Tuesday, 24 March 2015

MUMIAS SUGAR IN TROUBLE OF KENYA POWER BILL

Kenya Power has moved to court seeking to freeze Mumias Sugar Company’s assets until the struggling miller settles a Sh1.1 billion electricity bill a demand that could worsen the miller’s dwindling fortunes.
The bill arose from Kenya Power supplementing Mumias’ power production plant between 2009 and 2014.
While the miller has only paid Sh70 million, the electricity distributor wants the court to compel Mumias to pay the total bill, a move that may disrupt a government rescue bid that involves a Sh1 billion cash injection and a Sh4 billion rights issue.
The case arose from a deal signed in 2009 that was to see Mumias sell excess power from its plant to Kenya Power. The miller was in turn to buy electricity from Kenya Power whenever its generators were on standby.
But the miller has refuted claims it owes the company money relating to “back-feed” energy consumption that had not been billed. Back-feeding occurs when electric power is introduced into a local power grid.
In its prayer, Kenya Power asks the court to grant “an order of injunction restraining Mumias from disposing, selling or in any way parting with custody of all moveable and immoveable properties in a way to defeat any judgment that may be entered against it.”
As an alternative to freezing the miller’s assets, Kenya Power wants it to deposit Sh1.1 billion with the court to secure its interests in the event the miller offloads its assets before the case is concluded.
Kenya Power’s case is the second court pursuit of Mumias by creditors barely two months after President Uhuru Kenyatta brokered the bailout deal.
The amount demanded by the electricity supplier may unsettle Mumias’ planned bailout as it may encourage other creditors to go after it for money owed.
In January, Security firm G4S filed a suit seeking Sh45 million in unpaid bills over three years, which the miller has conceded to owing in emails attached as evidence. G4S holds that Mumias had agreed to pay the amount urgently but is yet to offset the debt.

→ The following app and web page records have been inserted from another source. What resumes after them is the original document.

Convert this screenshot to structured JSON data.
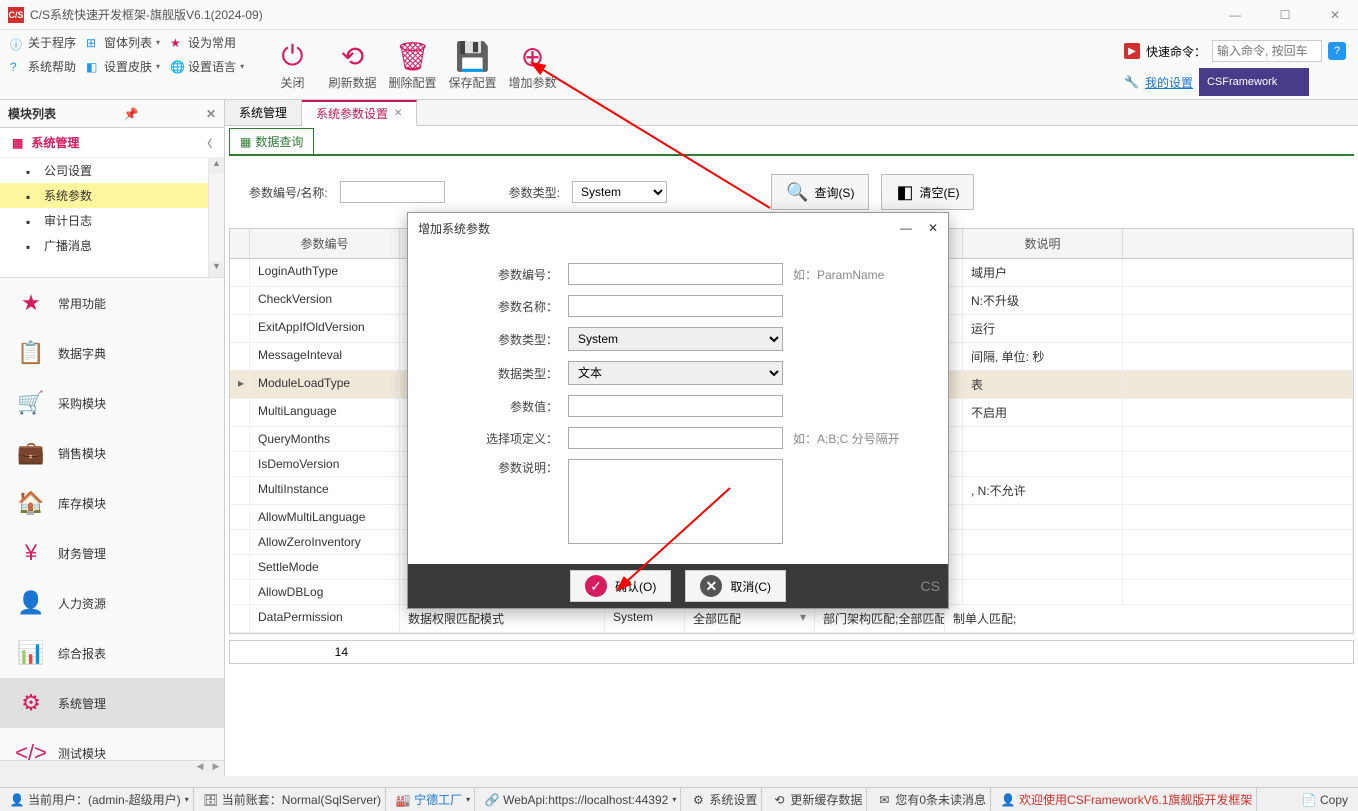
{
  "window": {
    "title": "C/S系统快速开发框架-旗舰版V6.1(2024-09)",
    "app_icon_text": "C/S"
  },
  "topmenu": {
    "row1": {
      "about": "关于程序",
      "windows": "窗体列表",
      "set_default": "设为常用"
    },
    "row2": {
      "syshelp": "系统帮助",
      "skin": "设置皮肤",
      "lang": "设置语言"
    },
    "buttons": {
      "close": "关闭",
      "refresh": "刷新数据",
      "delete": "删除配置",
      "save": "保存配置",
      "add": "增加参数"
    },
    "quickcmd_label": "快速命令：",
    "quickcmd_placeholder": "输入命令, 按回车",
    "my_settings": "我的设置",
    "csframework": "CSFramework"
  },
  "sidebar": {
    "header": "模块列表",
    "section_sysman": "系统管理",
    "tree": [
      {
        "label": "公司设置"
      },
      {
        "label": "系统参数"
      },
      {
        "label": "审计日志"
      },
      {
        "label": "广播消息"
      }
    ],
    "modules": [
      {
        "label": "常用功能",
        "icon": "★"
      },
      {
        "label": "数据字典",
        "icon": "📋"
      },
      {
        "label": "采购模块",
        "icon": "🛒"
      },
      {
        "label": "销售模块",
        "icon": "💼"
      },
      {
        "label": "库存模块",
        "icon": "🏠"
      },
      {
        "label": "财务管理",
        "icon": "¥"
      },
      {
        "label": "人力资源",
        "icon": "👤"
      },
      {
        "label": "综合报表",
        "icon": "📊"
      },
      {
        "label": "系统管理",
        "icon": "⚙"
      },
      {
        "label": "测试模块",
        "icon": "</>"
      }
    ]
  },
  "tabs": [
    {
      "label": "系统管理"
    },
    {
      "label": "系统参数设置"
    }
  ],
  "subtab": "数据查询",
  "search": {
    "code_label": "参数编号/名称:",
    "type_label": "参数类型:",
    "type_value": "System",
    "query_btn": "查询(S)",
    "clear_btn": "清空(E)"
  },
  "grid": {
    "headers": {
      "code": "参数编号",
      "desc": "数说明"
    },
    "rows": [
      {
        "code": "LoginAuthType",
        "desc": "域用户"
      },
      {
        "code": "CheckVersion",
        "desc": "N:不升级"
      },
      {
        "code": "ExitAppIfOldVersion",
        "desc": "运行"
      },
      {
        "code": "MessageInteval",
        "desc": "间隔, 单位: 秒"
      },
      {
        "code": "ModuleLoadType",
        "desc": "表"
      },
      {
        "code": "MultiLanguage",
        "desc": "不启用"
      },
      {
        "code": "QueryMonths",
        "desc": ""
      },
      {
        "code": "IsDemoVersion",
        "desc": ""
      },
      {
        "code": "MultiInstance",
        "desc": ", N:不允许"
      },
      {
        "code": "AllowMultiLanguage",
        "desc": ""
      },
      {
        "code": "AllowZeroInventory",
        "desc": ""
      },
      {
        "code": "SettleMode",
        "desc": ""
      },
      {
        "code": "AllowDBLog",
        "desc": ""
      },
      {
        "code": "DataPermission",
        "name": "数据权限匹配模式",
        "type": "System",
        "val": "全部匹配",
        "opt": "部门架构匹配;全部匹配",
        "extra": "制单人匹配;"
      }
    ],
    "count": "14"
  },
  "modal": {
    "title": "增加系统参数",
    "fields": {
      "code": "参数编号：",
      "code_hint": "如：ParamName",
      "name": "参数名称：",
      "type": "参数类型：",
      "type_val": "System",
      "datatype": "数据类型：",
      "datatype_val": "文本",
      "value": "参数值：",
      "options": "选择项定义：",
      "options_hint": "如：A;B;C 分号隔开",
      "desc": "参数说明："
    },
    "ok": "确认(O)",
    "cancel": "取消(C)",
    "logo": "CS"
  },
  "statusbar": {
    "user": "当前用户：(admin-超级用户)",
    "account": "当前账套：Normal(SqlServer)",
    "factory": "宁德工厂",
    "webapi": "WebApi:https://localhost:44392",
    "syssetting": "系统设置",
    "refresh_cache": "更新缓存数据",
    "unread": "您有0条未读消息",
    "welcome": "欢迎使用CSFrameworkV6.1旗舰版开发框架",
    "copy": "Copy"
  }
}
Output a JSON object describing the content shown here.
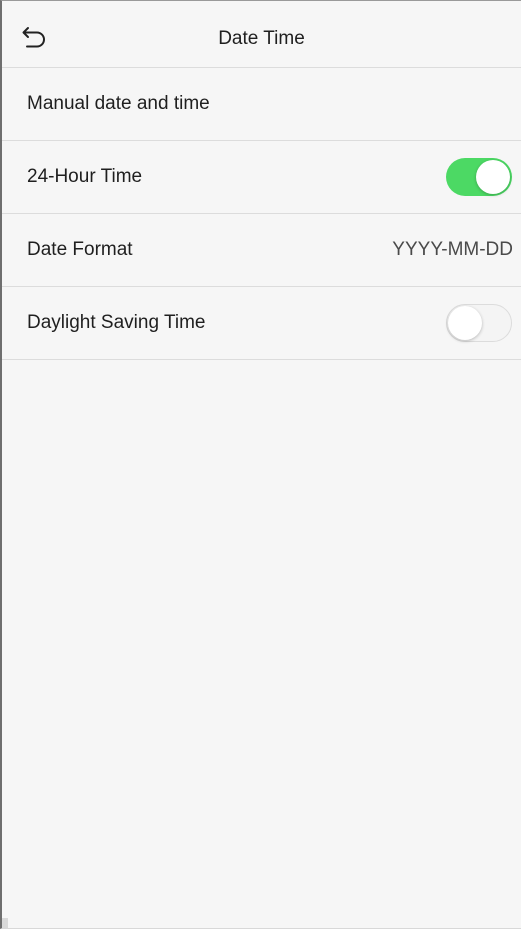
{
  "header": {
    "title": "Date Time",
    "back_icon": "back-arrow-icon"
  },
  "settings": [
    {
      "label": "Manual date and time"
    },
    {
      "label": "24-Hour Time",
      "toggle": true
    },
    {
      "label": "Date Format",
      "value": "YYYY-MM-DD"
    },
    {
      "label": "Daylight Saving Time",
      "toggle": false
    }
  ],
  "colors": {
    "toggle_on": "#4cd964",
    "background": "#f6f6f6",
    "divider": "#dcdcdc"
  }
}
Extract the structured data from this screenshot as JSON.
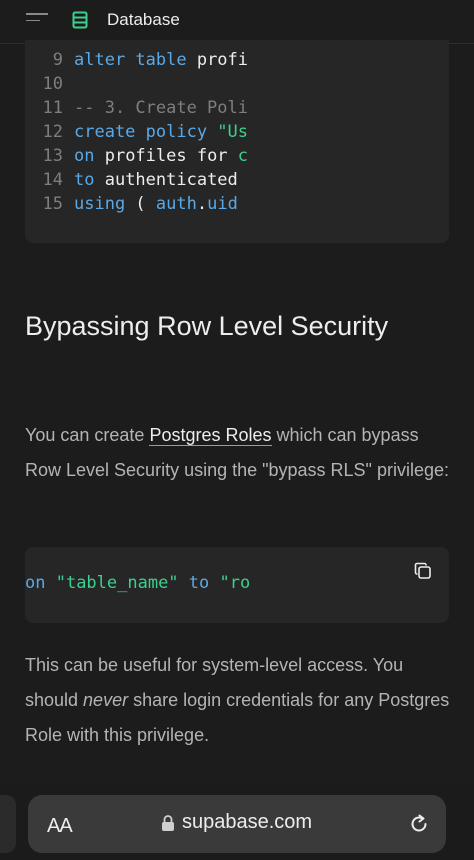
{
  "header": {
    "title": "Database",
    "menu_icon": "hamburger-icon",
    "section_icon": "database-icon"
  },
  "code_block_1": {
    "lines": [
      {
        "num": "9",
        "tokens": [
          {
            "t": "kw",
            "v": "alter table "
          },
          {
            "t": "txt",
            "v": "profi"
          }
        ]
      },
      {
        "num": "10",
        "tokens": []
      },
      {
        "num": "11",
        "tokens": [
          {
            "t": "cmt",
            "v": "-- 3. Create Poli"
          }
        ]
      },
      {
        "num": "12",
        "tokens": [
          {
            "t": "kw",
            "v": "create policy "
          },
          {
            "t": "str",
            "v": "\"Us"
          }
        ]
      },
      {
        "num": "13",
        "tokens": [
          {
            "t": "kw",
            "v": "on "
          },
          {
            "t": "txt",
            "v": "profiles for "
          },
          {
            "t": "str",
            "v": "c"
          }
        ]
      },
      {
        "num": "14",
        "tokens": [
          {
            "t": "kw",
            "v": "to "
          },
          {
            "t": "txt",
            "v": "authenticated"
          }
        ]
      },
      {
        "num": "15",
        "tokens": [
          {
            "t": "kw",
            "v": "using "
          },
          {
            "t": "txt",
            "v": "( "
          },
          {
            "t": "kw",
            "v": "auth"
          },
          {
            "t": "txt",
            "v": "."
          },
          {
            "t": "kw",
            "v": "uid"
          }
        ]
      }
    ]
  },
  "section": {
    "heading": "Bypassing Row Level Security",
    "para1_before": "You can create ",
    "para1_link": "Postgres Roles",
    "para1_after": " which can bypass Row Level Security using the \"bypass RLS\" privilege:"
  },
  "code_block_2": {
    "tokens": [
      {
        "t": "kw",
        "v": "on "
      },
      {
        "t": "str",
        "v": "\"table_name\" "
      },
      {
        "t": "kw",
        "v": "to "
      },
      {
        "t": "str",
        "v": "\"ro"
      }
    ],
    "copy_icon": "copy-icon"
  },
  "para2": {
    "before": "This can be useful for system-level access. You should ",
    "emphasis": "never",
    "after": " share login credentials for any Postgres Role with this privilege."
  },
  "browser": {
    "text_size_button": "AA",
    "url": "supabase.com",
    "lock_icon": "lock-icon",
    "reload_icon": "reload-icon"
  }
}
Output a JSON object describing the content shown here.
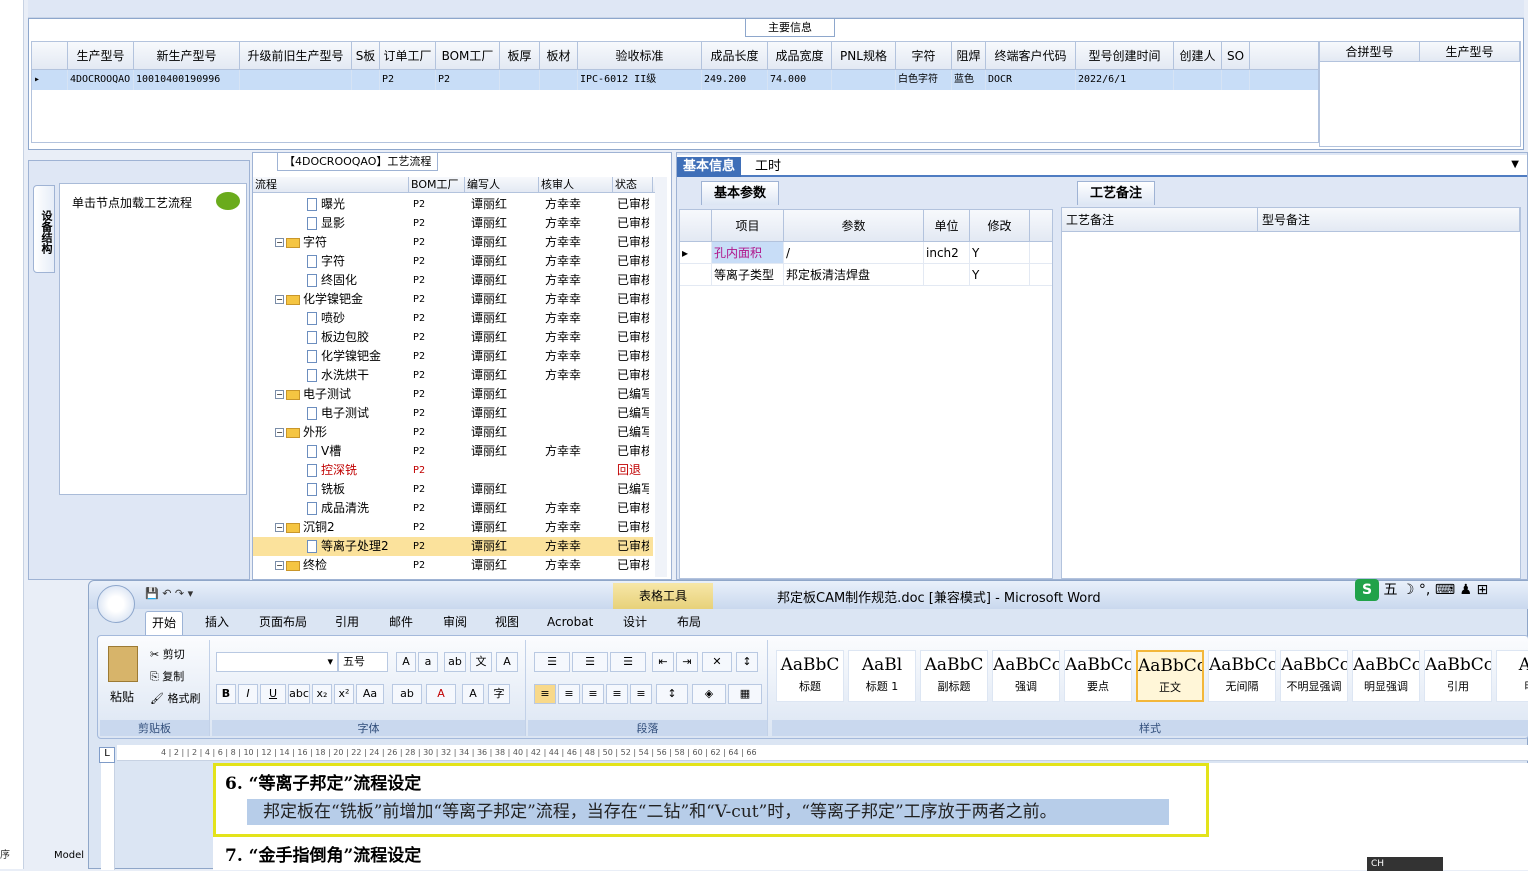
{
  "left_strip": {
    "label": "序",
    "model_label": "Model"
  },
  "main_info": {
    "title": "主要信息",
    "columns": [
      "生产型号",
      "新生产型号",
      "升级前旧生产型号",
      "S板",
      "订单工厂",
      "BOM工厂",
      "板厚",
      "板材",
      "验收标准",
      "成品长度",
      "成品宽度",
      "PNL规格",
      "字符",
      "阻焊",
      "终端客户代码",
      "型号创建时间",
      "创建人",
      "SO"
    ],
    "row": [
      "4DOCROOQAO",
      "10010400190996",
      "",
      "",
      "P2",
      "P2",
      "",
      "",
      "IPC-6012 II级",
      "249.200",
      "74.000",
      "",
      "白色字符",
      "蓝色",
      "DOCR",
      "2022/6/1",
      "",
      ""
    ],
    "right_columns": [
      "合拼型号",
      "生产型号"
    ]
  },
  "left_panel": {
    "vtab": "设备结构",
    "load_text": "单击节点加载工艺流程"
  },
  "process_tree": {
    "title": "【4DOCROOQAO】工艺流程",
    "columns": [
      "流程",
      "BOM工厂",
      "编写人",
      "核审人",
      "状态"
    ],
    "rows": [
      {
        "type": "doc",
        "name": "曝光",
        "bom": "P2",
        "writer": "谭丽红",
        "checker": "方幸幸",
        "status": "已审核"
      },
      {
        "type": "doc",
        "name": "显影",
        "bom": "P2",
        "writer": "谭丽红",
        "checker": "方幸幸",
        "status": "已审核"
      },
      {
        "type": "folder",
        "name": "字符",
        "bom": "P2",
        "writer": "谭丽红",
        "checker": "方幸幸",
        "status": "已审核"
      },
      {
        "type": "doc",
        "name": "字符",
        "bom": "P2",
        "writer": "谭丽红",
        "checker": "方幸幸",
        "status": "已审核"
      },
      {
        "type": "doc",
        "name": "终固化",
        "bom": "P2",
        "writer": "谭丽红",
        "checker": "方幸幸",
        "status": "已审核"
      },
      {
        "type": "folder",
        "name": "化学镍钯金",
        "bom": "P2",
        "writer": "谭丽红",
        "checker": "方幸幸",
        "status": "已审核"
      },
      {
        "type": "doc",
        "name": "喷砂",
        "bom": "P2",
        "writer": "谭丽红",
        "checker": "方幸幸",
        "status": "已审核"
      },
      {
        "type": "doc",
        "name": "板边包胶",
        "bom": "P2",
        "writer": "谭丽红",
        "checker": "方幸幸",
        "status": "已审核"
      },
      {
        "type": "doc",
        "name": "化学镍钯金",
        "bom": "P2",
        "writer": "谭丽红",
        "checker": "方幸幸",
        "status": "已审核"
      },
      {
        "type": "doc",
        "name": "水洗烘干",
        "bom": "P2",
        "writer": "谭丽红",
        "checker": "方幸幸",
        "status": "已审核"
      },
      {
        "type": "folder",
        "name": "电子测试",
        "bom": "P2",
        "writer": "谭丽红",
        "checker": "",
        "status": "已编写"
      },
      {
        "type": "doc",
        "name": "电子测试",
        "bom": "P2",
        "writer": "谭丽红",
        "checker": "",
        "status": "已编写"
      },
      {
        "type": "folder",
        "name": "外形",
        "bom": "P2",
        "writer": "谭丽红",
        "checker": "",
        "status": "已编写"
      },
      {
        "type": "doc",
        "name": "V槽",
        "bom": "P2",
        "writer": "谭丽红",
        "checker": "方幸幸",
        "status": "已审核"
      },
      {
        "type": "doc",
        "name": "控深铣",
        "bom": "P2",
        "writer": "",
        "checker": "",
        "status": "回退",
        "red": true
      },
      {
        "type": "doc",
        "name": "铣板",
        "bom": "P2",
        "writer": "谭丽红",
        "checker": "",
        "status": "已编写"
      },
      {
        "type": "doc",
        "name": "成品清洗",
        "bom": "P2",
        "writer": "谭丽红",
        "checker": "方幸幸",
        "status": "已审核"
      },
      {
        "type": "folder",
        "name": "沉铜2",
        "bom": "P2",
        "writer": "谭丽红",
        "checker": "方幸幸",
        "status": "已审核"
      },
      {
        "type": "doc",
        "name": "等离子处理2",
        "bom": "P2",
        "writer": "谭丽红",
        "checker": "方幸幸",
        "status": "已审核",
        "selected": true
      },
      {
        "type": "folder",
        "name": "终检",
        "bom": "P2",
        "writer": "谭丽红",
        "checker": "方幸幸",
        "status": "已审核"
      }
    ]
  },
  "info_panel": {
    "tabs": [
      "基本信息",
      "工时"
    ],
    "params_tab": "基本参数",
    "remarks_tab": "工艺备注",
    "param_columns": [
      "项目",
      "参数",
      "单位",
      "修改"
    ],
    "params": [
      {
        "item": "孔内面积",
        "value": "/",
        "unit": "inch2",
        "edit": "Y"
      },
      {
        "item": "等离子类型",
        "value": "邦定板清洁焊盘",
        "unit": "",
        "edit": "Y"
      }
    ],
    "remark_columns": [
      "工艺备注",
      "型号备注"
    ]
  },
  "word": {
    "title": "邦定板CAM制作规范.doc [兼容模式] - Microsoft Word",
    "context_tab": "表格工具",
    "tabs": [
      "开始",
      "插入",
      "页面布局",
      "引用",
      "邮件",
      "审阅",
      "视图",
      "Acrobat",
      "设计",
      "布局"
    ],
    "clipboard": {
      "paste": "粘贴",
      "cut": "剪切",
      "copy": "复制",
      "format_painter": "格式刷",
      "label": "剪贴板"
    },
    "font": {
      "size": "五号",
      "label": "字体"
    },
    "paragraph_label": "段落",
    "styles_label": "样式",
    "styles": [
      {
        "preview": "AaBbC",
        "name": "标题"
      },
      {
        "preview": "AaBl",
        "name": "标题 1"
      },
      {
        "preview": "AaBbC",
        "name": "副标题"
      },
      {
        "preview": "AaBbCcDd",
        "name": "强调"
      },
      {
        "preview": "AaBbCcD",
        "name": "要点"
      },
      {
        "preview": "AaBbCcDd",
        "name": "正文",
        "selected": true
      },
      {
        "preview": "AaBbCcDd",
        "name": "无间隔"
      },
      {
        "preview": "AaBbCcDd",
        "name": "不明显强调"
      },
      {
        "preview": "AaBbCcDd",
        "name": "明显强调"
      },
      {
        "preview": "AaBbCcDd",
        "name": "引用"
      },
      {
        "preview": "Aa",
        "name": "明"
      }
    ],
    "ruler_text": "4 | 2 | | 2 | 4 | 6 | 8 | 10 | 12 | 14 | 16 | 18 | 20 | 22 | 24 | 26 | 28 | 30 | 32 | 34 | 36 | 38 | 40 | 42 | 44 | 46 | 48 | 50 | 52 | 54 | 56 | 58 | 60 | 62 | 64 | 66",
    "doc": {
      "h6": "6.   “等离子邦定”流程设定",
      "p6": "邦定板在“铣板”前增加“等离子邦定”流程，当存在“二钻”和“V-cut”时，“等离子邦定”工序放于两者之前。",
      "h7": "7.   “金手指倒角”流程设定"
    },
    "ime": {
      "logo": "S",
      "mode": "五"
    },
    "ime_small": "CH"
  }
}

The security firm is demanding Sh40.7 million for guarding services in offices around the country and its factory, Sh4.6 million for response services it offered in times of emergency and Sh173,000 for courier services.
G4S has also asked the court to compel Mumias to settle the costs it will incur in the legal battle for its dues.
The President Kenyatta-brokered bailout will also see shareholders fork out Sh4 billion in a cash call aimed at resurrecting the miller’s profit-making days.
But the rescue plan also appears to have signalled creditors to come calling despite a request from the president to go easy on Mumias until it gets back on its feet.